> **TASK OBJECTIVE**: All of the data must be returned exactly as given.

Data about app and page elements
#####

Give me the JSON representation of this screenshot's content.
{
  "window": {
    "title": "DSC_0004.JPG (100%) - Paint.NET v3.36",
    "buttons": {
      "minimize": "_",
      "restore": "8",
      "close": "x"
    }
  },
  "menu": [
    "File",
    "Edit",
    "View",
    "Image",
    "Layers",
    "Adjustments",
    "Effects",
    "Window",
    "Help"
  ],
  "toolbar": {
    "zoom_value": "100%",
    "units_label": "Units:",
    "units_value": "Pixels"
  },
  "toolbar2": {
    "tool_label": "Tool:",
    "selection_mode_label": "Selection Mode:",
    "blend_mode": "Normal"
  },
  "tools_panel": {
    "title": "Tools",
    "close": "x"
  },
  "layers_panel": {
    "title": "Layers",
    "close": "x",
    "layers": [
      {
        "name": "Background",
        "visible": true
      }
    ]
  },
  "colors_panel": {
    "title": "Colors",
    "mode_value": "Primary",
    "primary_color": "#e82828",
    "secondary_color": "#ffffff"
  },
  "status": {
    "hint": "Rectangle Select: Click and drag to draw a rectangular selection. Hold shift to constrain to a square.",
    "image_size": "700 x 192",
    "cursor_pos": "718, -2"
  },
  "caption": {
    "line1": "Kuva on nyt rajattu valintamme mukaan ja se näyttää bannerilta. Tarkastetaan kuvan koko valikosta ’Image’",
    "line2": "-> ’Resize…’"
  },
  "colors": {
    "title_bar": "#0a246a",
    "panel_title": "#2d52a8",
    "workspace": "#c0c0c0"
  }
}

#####

> **RESPONSE TO THIS EXERCISE**:
Give me the JSON representation of this screenshot's content.
{
  "window": {
    "title": "DSC_0004.JPG (100%) - Paint.NET v3.36",
    "buttons": {
      "minimize": "_",
      "restore": "8",
      "close": "x"
    }
  },
  "menu": [
    "File",
    "Edit",
    "View",
    "Image",
    "Layers",
    "Adjustments",
    "Effects",
    "Window",
    "Help"
  ],
  "toolbar": {
    "zoom_value": "100%",
    "units_label": "Units:",
    "units_value": "Pixels"
  },
  "toolbar2": {
    "tool_label": "Tool:",
    "selection_mode_label": "Selection Mode:",
    "blend_mode": "Normal"
  },
  "tools_panel": {
    "title": "Tools",
    "close": "x"
  },
  "layers_panel": {
    "title": "Layers",
    "close": "x",
    "layers": [
      {
        "name": "Background",
        "visible": true
      }
    ]
  },
  "colors_panel": {
    "title": "Colors",
    "mode_value": "Primary",
    "primary_color": "#e82828",
    "secondary_color": "#ffffff"
  },
  "status": {
    "hint": "Rectangle Select: Click and drag to draw a rectangular selection. Hold shift to constrain to a square.",
    "image_size": "700 x 192",
    "cursor_pos": "718, -2"
  },
  "caption": {
    "line1": "Kuva on nyt rajattu valintamme mukaan ja se näyttää bannerilta. Tarkastetaan kuvan koko valikosta ’Image’",
    "line2": "-> ’Resize…’"
  },
  "colors": {
    "title_bar": "#0a246a",
    "panel_title": "#2d52a8",
    "workspace": "#c0c0c0"
  }
}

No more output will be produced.